The blades for Phase 3 are completed. This time, we have another 13.5" long main chopping blade and a smaller companion knife. The chopper is based on the Filipino Moro barong. It is forged from leaf spring, the cutting edge and false edge filed by hand, and the blade hardened multiple times in vegetable oil. It has been differentially tempered to maximize the performance, giving it a springy spine for durability and a harder edge for edge retention. The false edge does not come to a sharp point, making it easier to use it in conjunction with a baton to split wood.
This is the blade as forged, filed, and heat treated. Note the integral socket handle. This is an incredibly strong construction, probably the strongest way to build a tang/blade transition. The integral socket handle is found in many blades forged by the Igorot headhunters of the Philippines.
For the handle, I went with a simple cotton cord handle wrap sealed with black shellac; that is, clear shellac with India ink mixed with it. The cotton soaks the shellac in well, making it into a composite material in place on the handle. It is comfortable and durable.
This picture was taken before the handle wrap was completed, and before any kind of a sharp edge was put on. At this point, I could literally whack the edge hard against my hand and it would bounce off without doing any damage. In spite of lacking any real cutting edge, I chopped through this elm (a hardwood) branch thicker than my wrist without too much extra effort. The design of this knife makes for an excellent chopper. The edge profile is an elongated sine curve, which is often found on powerful chopping knives, and the angle of the handle in relation to the blade places the sweet spot for chopping the exact spot it needs to be for maximum chopping power. In addition, both the width of the blade profile and the thickness of the spine taper from the handle to the chopping sweet spot and from that area to the tip.
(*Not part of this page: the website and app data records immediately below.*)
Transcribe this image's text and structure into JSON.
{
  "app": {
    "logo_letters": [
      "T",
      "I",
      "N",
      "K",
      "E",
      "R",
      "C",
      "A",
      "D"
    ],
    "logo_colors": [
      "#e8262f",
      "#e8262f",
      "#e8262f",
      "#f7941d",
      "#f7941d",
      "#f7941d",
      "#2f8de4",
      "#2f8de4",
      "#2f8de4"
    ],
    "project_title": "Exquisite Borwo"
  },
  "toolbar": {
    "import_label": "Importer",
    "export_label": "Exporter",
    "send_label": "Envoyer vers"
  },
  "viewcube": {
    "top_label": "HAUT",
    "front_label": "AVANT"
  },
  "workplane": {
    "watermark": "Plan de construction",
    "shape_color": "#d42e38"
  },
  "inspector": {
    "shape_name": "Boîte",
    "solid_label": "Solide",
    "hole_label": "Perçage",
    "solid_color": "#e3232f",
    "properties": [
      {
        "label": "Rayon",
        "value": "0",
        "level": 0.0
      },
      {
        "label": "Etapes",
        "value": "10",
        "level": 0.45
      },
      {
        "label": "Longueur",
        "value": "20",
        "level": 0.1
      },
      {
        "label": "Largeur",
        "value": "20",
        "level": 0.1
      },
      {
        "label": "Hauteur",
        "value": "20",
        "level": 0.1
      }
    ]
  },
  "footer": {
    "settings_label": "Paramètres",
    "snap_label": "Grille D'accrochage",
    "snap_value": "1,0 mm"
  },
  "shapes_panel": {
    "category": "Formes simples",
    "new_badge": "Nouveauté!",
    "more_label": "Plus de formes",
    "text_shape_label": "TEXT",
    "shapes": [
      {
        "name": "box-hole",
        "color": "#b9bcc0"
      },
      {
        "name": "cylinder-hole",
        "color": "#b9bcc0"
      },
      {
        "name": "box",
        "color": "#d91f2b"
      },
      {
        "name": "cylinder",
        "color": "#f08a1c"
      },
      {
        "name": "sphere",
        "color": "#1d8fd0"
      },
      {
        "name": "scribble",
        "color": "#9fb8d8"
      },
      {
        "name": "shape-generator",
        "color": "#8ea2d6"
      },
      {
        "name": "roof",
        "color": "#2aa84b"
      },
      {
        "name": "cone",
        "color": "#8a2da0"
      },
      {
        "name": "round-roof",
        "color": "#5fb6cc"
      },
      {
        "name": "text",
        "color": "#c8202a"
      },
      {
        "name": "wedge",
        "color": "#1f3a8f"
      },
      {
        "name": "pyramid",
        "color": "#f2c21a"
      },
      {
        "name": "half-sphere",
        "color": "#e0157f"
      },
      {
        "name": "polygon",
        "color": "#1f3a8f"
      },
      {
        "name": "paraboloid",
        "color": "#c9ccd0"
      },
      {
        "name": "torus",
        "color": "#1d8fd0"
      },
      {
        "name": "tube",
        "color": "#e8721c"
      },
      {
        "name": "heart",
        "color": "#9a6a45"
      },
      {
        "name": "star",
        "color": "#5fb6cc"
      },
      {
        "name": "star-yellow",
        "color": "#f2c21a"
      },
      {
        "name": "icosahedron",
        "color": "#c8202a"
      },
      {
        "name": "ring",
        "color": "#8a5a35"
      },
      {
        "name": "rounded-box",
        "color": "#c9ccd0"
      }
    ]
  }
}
That concentrates the inertia over the sweet spot while reducing overall blade weight and keeping it lively in the hand.
To get a sense of scale of this blade, here is a shot of it in my hand (I'm a lefty). Note the handle is still unfinished in the picture.
As great a chopper as the barong is, there are times when a smaller blade is more appropriate for the task at hand. That's where the companion blade, or symbiote as I like to term them, comes in. The blade shape of this one is based loosley on Filipino balisong blades, while reflecting its relationship to the barong with its shared integral socket handle and raised clip. It is forged from the same piece of leaf spring as the barong, cutting edge filed by hand, differentially hardened in vegetable oil, and given a similar cotton cord and black shellac handle treatment. The butt end of the handle has a double Turk's head knot in cotton cord, while the front of the handle, near the finger notch, features a single Turk's head knot. Almost everyone who has picked this blade up has commented on how comfortable it feels in the hand. The blade will shave hair.
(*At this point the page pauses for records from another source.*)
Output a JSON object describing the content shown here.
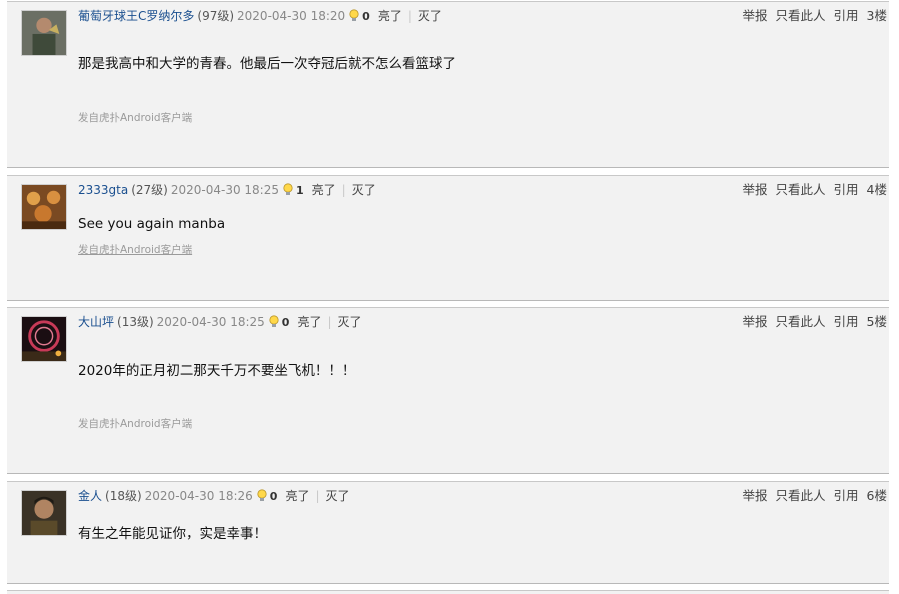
{
  "actions": {
    "like": "亮了",
    "dislike": "灭了",
    "report": "举报",
    "only_this": "只看此人",
    "quote": "引用"
  },
  "source_text": "发自虎扑Android客户端",
  "posts": [
    {
      "user": "葡萄牙球王C罗纳尔多",
      "level": "(97级)",
      "time": "2020-04-30 18:20",
      "likes": "0",
      "content": "那是我高中和大学的青春。他最后一次夺冠后就不怎么看篮球了",
      "floor": "3楼"
    },
    {
      "user": "2333gta",
      "level": "(27级)",
      "time": "2020-04-30 18:25",
      "likes": "1",
      "content": "See you again manba",
      "floor": "4楼"
    },
    {
      "user": "大山坪",
      "level": "(13级)",
      "time": "2020-04-30 18:25",
      "likes": "0",
      "content": "2020年的正月初二那天千万不要坐飞机！！！",
      "floor": "5楼"
    },
    {
      "user": "金人",
      "level": "(18级)",
      "time": "2020-04-30 18:26",
      "likes": "0",
      "content": "有生之年能见证你，实是幸事！",
      "floor": "6楼"
    }
  ]
}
And finally, the pair together. Notice that the handle of the barong is finished with single Turk's head knots in leather lace at either end, and that the cotton cord has seen several more coats of shellac, smoothing out the roughness but leaving some texture for extra grip.
When the blades for Phase Two are completed, they'll be packaged with those from Phase Three and shipped to Noah to work his magic on dressing them.